Chinese Dial Cartier CPCP Tank Cintrée Dual Time
China has 160 cities with over a million people. Their intense public transport spending has meant the entire country is connected by high speed rail, cars are not needed. China is producing everything for everyone, everywhere. The more mathematically minded, on the spectrum-types are working extremely hard (perhaps at gunpoint?) to not just compete with foreign business, but crush it. And they have. So how does the nation with the fastest growing %1 (China will mint millionaires at least 7x times faster than the US in the next 5 years) rewards its incredibly hard-fought upper crust? This seemed like a pretty great start in 2005.
The Tank Cintrée had been around since 1921, shortly after the 1919 Tank. Wristwatches had only just been adopted by British soldiers in the Boer War for their practicality relative to pocket watches. Post war, those same credentials propelled the Tank and latter Cintrée case to be the ultimate aesthetic wristwear for timeless style. The Cintrée was adopted by Fred Astaire, Steve McQueen and Ralph Lauren. In 1990, CPCP-era ambition collided with the Cintrée to create a beautifully bizarre dual time, incorporating two dial and two ETA 2412 calibres in the elongated 46×23mm case proportion. The dual time, more than most CPCP pieces, was a design and commercial success. But this isn’t any dual time.
In 2005, Cartier wanted a way to say thank you to their Asian (largely Chinese) customers, many of whom had carried their watchmaking arm through years of less enthusiastic markets. With grace typical of the marque, they studied their customers. Instead of making a blue dial or something a bit blasé, Cartier observed that many of these clients were traveling extensively between the East and West. Sure, the dual time met this need. But Cartier went a step further and created a lower dial with Chinese numerals at the quarter hours in an unadvertised 100-example limited edition run.

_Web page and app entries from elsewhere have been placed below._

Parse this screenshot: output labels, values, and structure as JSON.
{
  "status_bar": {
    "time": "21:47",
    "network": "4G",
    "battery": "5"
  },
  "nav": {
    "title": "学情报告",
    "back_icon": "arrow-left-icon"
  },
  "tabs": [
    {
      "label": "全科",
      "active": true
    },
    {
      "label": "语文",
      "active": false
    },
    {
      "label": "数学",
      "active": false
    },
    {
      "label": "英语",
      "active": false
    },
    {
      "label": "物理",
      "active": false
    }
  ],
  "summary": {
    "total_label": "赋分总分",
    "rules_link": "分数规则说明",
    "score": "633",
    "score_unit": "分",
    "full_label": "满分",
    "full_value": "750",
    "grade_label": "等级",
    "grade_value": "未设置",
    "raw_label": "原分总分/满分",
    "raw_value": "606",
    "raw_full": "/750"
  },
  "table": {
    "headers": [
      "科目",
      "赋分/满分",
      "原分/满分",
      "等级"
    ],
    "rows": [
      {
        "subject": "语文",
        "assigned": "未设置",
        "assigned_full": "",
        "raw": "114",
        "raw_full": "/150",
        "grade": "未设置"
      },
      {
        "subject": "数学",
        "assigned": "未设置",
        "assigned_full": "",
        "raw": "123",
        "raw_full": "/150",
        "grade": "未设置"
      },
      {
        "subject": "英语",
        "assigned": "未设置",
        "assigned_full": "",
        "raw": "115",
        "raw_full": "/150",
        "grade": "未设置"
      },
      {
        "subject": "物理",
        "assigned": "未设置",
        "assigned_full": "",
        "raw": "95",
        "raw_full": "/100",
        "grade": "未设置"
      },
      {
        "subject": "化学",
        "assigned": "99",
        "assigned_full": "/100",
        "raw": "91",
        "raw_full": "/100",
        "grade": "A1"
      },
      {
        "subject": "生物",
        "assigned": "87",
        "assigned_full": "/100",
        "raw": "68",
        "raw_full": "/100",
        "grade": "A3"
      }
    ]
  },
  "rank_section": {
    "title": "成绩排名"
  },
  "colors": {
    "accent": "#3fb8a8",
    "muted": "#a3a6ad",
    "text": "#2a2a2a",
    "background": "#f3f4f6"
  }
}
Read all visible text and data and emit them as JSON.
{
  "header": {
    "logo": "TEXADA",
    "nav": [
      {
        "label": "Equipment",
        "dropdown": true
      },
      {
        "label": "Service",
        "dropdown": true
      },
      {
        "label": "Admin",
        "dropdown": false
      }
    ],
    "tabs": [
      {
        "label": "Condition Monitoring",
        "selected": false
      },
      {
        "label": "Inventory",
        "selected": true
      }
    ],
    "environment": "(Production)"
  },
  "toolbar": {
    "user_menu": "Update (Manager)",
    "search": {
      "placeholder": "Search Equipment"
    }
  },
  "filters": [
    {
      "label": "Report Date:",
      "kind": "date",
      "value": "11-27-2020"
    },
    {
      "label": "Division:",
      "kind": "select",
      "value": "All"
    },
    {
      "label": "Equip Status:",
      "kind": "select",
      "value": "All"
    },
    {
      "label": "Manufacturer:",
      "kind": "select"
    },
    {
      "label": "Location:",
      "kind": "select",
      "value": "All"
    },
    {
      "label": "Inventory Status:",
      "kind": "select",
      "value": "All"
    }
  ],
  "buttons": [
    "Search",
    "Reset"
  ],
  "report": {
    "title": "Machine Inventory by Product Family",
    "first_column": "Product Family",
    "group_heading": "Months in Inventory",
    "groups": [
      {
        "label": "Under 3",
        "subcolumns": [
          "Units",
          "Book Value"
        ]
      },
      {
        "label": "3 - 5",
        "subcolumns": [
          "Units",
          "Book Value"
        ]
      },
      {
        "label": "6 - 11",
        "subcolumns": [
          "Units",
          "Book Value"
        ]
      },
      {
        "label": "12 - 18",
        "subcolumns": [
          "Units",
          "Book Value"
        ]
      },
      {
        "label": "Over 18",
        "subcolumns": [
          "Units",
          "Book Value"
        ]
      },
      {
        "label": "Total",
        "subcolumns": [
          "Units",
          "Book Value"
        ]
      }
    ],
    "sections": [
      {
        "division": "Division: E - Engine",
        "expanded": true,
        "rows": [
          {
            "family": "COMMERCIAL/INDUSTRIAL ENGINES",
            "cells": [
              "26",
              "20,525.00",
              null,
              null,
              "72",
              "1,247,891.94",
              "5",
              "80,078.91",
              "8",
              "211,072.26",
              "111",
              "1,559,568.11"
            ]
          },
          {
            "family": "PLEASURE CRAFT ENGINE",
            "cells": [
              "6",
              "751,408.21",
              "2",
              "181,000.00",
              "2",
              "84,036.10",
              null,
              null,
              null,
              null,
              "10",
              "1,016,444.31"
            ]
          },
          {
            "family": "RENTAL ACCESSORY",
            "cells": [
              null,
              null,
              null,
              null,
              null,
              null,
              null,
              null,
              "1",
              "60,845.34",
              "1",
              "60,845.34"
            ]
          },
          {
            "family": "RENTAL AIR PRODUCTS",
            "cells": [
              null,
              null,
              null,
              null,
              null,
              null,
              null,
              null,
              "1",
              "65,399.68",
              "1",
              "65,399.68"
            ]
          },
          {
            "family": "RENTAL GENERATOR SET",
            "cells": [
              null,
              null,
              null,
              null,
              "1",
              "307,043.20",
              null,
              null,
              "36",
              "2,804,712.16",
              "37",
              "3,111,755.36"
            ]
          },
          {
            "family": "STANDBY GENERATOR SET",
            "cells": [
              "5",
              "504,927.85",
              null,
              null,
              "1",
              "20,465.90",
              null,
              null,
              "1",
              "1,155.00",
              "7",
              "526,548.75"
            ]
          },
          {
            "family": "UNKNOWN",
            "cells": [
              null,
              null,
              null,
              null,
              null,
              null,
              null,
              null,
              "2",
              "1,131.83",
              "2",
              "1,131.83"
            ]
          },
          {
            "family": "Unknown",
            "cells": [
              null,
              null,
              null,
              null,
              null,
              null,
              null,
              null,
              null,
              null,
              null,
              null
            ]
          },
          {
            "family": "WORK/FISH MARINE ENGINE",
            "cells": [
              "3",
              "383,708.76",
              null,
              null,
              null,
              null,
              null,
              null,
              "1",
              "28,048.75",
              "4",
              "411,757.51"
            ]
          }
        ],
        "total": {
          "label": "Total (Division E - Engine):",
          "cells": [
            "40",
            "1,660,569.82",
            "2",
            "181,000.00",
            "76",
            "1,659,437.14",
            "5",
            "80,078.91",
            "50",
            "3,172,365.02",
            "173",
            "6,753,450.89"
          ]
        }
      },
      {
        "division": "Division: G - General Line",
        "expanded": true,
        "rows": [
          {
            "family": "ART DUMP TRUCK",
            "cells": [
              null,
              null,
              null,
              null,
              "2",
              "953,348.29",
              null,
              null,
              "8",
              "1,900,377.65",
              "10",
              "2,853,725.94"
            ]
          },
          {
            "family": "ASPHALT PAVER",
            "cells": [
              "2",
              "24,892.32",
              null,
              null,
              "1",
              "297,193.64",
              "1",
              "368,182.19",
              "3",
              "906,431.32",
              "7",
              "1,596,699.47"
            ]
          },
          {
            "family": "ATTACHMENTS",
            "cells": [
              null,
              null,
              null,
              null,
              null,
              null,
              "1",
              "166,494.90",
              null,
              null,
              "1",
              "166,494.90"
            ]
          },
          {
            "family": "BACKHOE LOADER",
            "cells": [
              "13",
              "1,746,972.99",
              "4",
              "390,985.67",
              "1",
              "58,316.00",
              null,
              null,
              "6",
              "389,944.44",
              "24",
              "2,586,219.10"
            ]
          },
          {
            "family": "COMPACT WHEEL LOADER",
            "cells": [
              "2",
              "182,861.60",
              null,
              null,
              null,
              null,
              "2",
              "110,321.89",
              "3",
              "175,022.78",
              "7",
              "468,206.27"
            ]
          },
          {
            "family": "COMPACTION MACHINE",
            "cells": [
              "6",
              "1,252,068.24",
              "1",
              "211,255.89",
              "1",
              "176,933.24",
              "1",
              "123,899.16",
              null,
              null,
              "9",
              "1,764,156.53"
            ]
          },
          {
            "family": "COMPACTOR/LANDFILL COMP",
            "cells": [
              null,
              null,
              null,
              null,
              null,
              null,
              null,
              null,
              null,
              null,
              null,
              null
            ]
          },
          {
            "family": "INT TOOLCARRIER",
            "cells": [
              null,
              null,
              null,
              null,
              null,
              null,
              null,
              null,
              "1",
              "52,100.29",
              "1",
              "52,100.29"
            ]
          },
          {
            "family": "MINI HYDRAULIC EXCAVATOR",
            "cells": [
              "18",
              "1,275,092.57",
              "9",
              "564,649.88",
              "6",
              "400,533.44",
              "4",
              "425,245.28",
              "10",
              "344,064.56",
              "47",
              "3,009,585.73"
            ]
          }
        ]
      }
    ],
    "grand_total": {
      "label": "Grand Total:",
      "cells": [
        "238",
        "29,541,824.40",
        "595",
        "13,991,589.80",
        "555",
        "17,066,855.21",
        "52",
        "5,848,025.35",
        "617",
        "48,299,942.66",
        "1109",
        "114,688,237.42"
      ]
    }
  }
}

Discreetly and somewhat accidentally, Cartier had created a watch which spoke directly to the core of many collectors: those who found themselves, either by location or spirit, a hybrid of two cultures. Without necessarily trying, they’d created a watch which bridged those two cultures with complete grace. As a result, these 100 examples have become almost nonexistent in the market in recent years, a true cultural masterclass.
This example has a full case in white gold, strong edges, and little surface wear. Its dial is perfect. It comes from a well-regarded California retailer with a full set.
Find this Asian Market CPCP Cintrée Dual Time here from The Keystone for 75000 USD.